If you attended Paul McNeil’s excellent talk at TypeCon in Seattle last August, you already know that MuirMcNeil’s experimental type designs are informed by a strong sense of history. Cut is a formal departure for the studio, but it draws openly on two distinct lines of development — the so-called “modern” faces of the late eighteenth and early nineteenth century designed by Didot and Bodoni, and the twentieth-century geometric constructed faces designed by modernists like Albers, Bayer, and Tschichold.

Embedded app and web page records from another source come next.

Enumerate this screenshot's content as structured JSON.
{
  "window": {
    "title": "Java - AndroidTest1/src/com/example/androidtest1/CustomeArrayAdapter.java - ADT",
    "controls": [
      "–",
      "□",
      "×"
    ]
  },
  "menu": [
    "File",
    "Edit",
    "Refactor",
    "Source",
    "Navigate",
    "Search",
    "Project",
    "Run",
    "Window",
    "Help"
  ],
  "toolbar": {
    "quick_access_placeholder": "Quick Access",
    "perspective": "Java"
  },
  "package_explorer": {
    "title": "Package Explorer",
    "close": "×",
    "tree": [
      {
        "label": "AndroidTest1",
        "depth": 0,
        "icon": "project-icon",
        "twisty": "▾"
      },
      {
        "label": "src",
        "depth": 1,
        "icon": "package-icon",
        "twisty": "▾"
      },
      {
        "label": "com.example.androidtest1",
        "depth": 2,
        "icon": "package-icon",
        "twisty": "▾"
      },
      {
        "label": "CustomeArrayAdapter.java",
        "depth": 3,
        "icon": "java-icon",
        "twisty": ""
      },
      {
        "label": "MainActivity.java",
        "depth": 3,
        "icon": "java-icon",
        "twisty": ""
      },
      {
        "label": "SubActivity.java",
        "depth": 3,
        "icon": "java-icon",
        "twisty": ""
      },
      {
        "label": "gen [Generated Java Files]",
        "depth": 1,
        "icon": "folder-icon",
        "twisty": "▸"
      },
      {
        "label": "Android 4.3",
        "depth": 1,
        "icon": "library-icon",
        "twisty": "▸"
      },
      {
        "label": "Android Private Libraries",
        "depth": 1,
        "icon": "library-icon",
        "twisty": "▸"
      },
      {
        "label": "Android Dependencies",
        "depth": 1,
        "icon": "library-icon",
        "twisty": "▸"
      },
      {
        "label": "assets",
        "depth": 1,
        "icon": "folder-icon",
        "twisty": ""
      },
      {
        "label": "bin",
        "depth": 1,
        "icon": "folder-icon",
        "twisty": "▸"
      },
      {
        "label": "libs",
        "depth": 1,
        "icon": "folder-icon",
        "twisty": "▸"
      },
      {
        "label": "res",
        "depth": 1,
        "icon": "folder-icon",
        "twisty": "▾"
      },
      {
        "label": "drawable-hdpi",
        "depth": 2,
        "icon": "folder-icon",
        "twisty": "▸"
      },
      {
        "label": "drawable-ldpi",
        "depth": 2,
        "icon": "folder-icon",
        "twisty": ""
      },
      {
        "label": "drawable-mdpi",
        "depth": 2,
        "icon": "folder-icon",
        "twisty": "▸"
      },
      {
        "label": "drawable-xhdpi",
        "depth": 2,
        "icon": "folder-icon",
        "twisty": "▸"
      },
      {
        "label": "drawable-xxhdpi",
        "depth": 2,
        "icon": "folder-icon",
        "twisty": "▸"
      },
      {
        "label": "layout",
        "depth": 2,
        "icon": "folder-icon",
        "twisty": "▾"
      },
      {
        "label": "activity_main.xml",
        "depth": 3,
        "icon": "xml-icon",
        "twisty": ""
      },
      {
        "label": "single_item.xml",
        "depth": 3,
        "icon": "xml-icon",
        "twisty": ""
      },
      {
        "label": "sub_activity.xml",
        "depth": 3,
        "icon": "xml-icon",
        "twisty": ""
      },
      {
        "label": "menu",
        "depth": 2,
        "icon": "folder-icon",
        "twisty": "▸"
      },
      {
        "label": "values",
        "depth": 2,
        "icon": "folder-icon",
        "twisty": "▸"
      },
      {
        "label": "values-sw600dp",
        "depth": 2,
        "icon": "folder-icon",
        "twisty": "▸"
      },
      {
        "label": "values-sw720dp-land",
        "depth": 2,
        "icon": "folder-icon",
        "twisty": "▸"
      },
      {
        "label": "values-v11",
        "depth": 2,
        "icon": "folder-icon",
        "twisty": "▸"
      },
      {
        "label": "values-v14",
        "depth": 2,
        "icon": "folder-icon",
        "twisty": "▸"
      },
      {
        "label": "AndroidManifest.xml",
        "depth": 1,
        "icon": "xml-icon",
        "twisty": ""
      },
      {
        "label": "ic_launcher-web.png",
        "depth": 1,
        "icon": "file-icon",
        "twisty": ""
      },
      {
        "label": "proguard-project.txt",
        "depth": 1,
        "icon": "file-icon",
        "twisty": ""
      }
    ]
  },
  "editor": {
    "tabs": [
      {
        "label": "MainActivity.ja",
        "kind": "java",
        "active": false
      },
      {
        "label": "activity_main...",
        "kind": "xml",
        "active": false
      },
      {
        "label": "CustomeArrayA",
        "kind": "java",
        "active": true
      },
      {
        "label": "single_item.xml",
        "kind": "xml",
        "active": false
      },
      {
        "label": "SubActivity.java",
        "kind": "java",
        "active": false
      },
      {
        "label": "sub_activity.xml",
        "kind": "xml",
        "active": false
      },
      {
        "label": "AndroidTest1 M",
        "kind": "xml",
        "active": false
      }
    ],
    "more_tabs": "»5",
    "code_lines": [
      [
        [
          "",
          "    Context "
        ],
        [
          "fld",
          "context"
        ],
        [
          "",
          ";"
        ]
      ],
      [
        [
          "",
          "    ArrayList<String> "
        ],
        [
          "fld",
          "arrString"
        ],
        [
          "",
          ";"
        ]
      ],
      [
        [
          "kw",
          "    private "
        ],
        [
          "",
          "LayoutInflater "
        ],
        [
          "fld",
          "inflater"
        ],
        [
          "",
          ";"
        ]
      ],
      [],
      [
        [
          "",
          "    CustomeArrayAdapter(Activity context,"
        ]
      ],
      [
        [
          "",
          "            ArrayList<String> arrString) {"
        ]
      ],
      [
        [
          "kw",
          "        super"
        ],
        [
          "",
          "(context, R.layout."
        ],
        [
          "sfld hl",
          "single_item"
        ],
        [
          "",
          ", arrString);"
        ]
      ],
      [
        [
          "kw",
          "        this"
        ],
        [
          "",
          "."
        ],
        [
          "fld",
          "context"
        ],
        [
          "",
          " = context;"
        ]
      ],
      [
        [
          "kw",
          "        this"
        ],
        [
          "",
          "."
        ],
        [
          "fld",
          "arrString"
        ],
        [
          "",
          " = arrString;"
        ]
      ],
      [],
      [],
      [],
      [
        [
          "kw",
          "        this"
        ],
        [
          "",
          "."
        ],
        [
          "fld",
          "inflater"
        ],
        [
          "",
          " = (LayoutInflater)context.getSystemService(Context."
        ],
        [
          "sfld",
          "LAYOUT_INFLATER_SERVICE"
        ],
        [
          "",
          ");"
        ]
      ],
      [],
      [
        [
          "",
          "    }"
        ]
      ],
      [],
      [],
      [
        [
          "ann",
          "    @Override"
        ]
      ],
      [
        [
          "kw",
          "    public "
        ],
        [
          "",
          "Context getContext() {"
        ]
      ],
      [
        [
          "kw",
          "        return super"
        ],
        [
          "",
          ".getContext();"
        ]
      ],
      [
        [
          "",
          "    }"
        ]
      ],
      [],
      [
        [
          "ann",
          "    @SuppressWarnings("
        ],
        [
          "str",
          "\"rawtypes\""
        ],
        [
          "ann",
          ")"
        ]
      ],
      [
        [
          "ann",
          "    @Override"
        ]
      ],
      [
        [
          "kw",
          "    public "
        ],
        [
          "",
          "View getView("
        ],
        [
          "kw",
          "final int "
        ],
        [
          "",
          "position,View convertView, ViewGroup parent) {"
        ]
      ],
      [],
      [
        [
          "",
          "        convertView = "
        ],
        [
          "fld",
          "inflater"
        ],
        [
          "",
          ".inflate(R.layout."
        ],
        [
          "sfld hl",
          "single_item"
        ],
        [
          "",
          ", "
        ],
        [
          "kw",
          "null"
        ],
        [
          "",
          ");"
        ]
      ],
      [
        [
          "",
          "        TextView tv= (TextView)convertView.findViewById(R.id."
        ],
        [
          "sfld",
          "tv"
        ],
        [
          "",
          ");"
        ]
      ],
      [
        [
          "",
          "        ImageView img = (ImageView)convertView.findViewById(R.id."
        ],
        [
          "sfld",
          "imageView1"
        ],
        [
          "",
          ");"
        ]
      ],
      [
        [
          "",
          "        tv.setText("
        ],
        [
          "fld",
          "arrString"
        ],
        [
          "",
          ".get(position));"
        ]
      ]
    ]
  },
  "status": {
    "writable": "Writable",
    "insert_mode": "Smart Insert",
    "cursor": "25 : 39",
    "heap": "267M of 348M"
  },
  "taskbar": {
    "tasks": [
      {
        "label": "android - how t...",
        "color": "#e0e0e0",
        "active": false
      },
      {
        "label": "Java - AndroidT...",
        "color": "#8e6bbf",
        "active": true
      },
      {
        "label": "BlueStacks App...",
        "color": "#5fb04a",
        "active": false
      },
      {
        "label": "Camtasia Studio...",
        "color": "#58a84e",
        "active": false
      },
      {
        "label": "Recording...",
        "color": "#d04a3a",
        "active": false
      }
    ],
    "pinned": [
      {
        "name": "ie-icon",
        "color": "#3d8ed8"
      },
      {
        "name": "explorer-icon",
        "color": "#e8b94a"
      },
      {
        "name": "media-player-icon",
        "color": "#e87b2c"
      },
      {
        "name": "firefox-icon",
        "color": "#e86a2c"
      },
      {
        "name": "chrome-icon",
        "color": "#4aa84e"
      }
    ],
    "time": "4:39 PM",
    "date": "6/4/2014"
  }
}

As a stencil typeface, Cut also shares formal points of reference with that tradition, specifically with mid- to late-nineteenth-century punched-plate stencil designs. The reduced stencil forms help the designers reconcile Cut’s Modernist formal efficiency with its Didone elegance. The design may not be the only answer to the question of whether “two differing points of historical reference could be reconciled harmoniously”, as Muir and McNeil explained to Angela Reichers in an interview for Print last year. But it’s a pretty definitive one all the same, not to mention a convincing demonstration of the argument that all typefaces are (in their various ways) engineered.
One feature of Cut I appreciate is how the bold weight, especially, combines the qualities of high- and low-contrast letters through the stencil forms. The triangle components suggest simultaneously a low-contrast stroke interrupted by a stencil bridge placed parallel to a crossing stroke, and a latin (wedge) serif terminating a thin stroke. The eye favors the low-contrast interpretation in letters like V/v and W/w, and the high-contrast interpretation in M and N, while the arm and leg of the K, for example, resolve in opposite (but not conflicting) directions. The R also shows that by leaving as much space as Cut does between its rectangular stem and its half-ellipse, the latter doesn’t need to serve as both bowl and counter, as it does in (for example) Albers’ Schablonenschrift and Kombinationschrift. Instead, an activated space for engagement is left between round and square, further defined by the positions of the other elements of the letter.
Also, in contrast to its more aggressively modular modernist antecedents (like Albers’), Cut is not only proportionally spaced, but includes optical adjustments to its geometry. Its components are not positioned strictly on a grid, and its modules can be rescaled and realigned from glyph to glyph as needed. But conceptually, the design unquestionably feels very modular. It reuses formal solutions, dimensions, and elements where it can, and context plays a large part in resolving the identity of the more unusual letterforms that result. This gives Cut’s letterforms a playful coherence; the only obvious formal departure is the 7, which gets a tapered leg that feels a little out of place, especially in the bold weight — perhaps it’s there to keep the color of the numerals consistent?
Designing a font like Cut is very much like playing a game. And even though MuirMcNeil didn’t define and apply its rules with the same gusto they used to push their other modular typefaces — especially TenPoint — to their minimalist extremes, Cut still displays its logic with grace and invites the reader to follow along. Put another way: where the appeal of another excellent stencil face, Dala Floda by Paul Barnes and Ben Kiel, relies primarily on an emotional response, Cut also encourages a cerebral one. It’s a beautiful and compelling contribution to the studio’s ongoing project of historically astute and systematic typographic experimentation.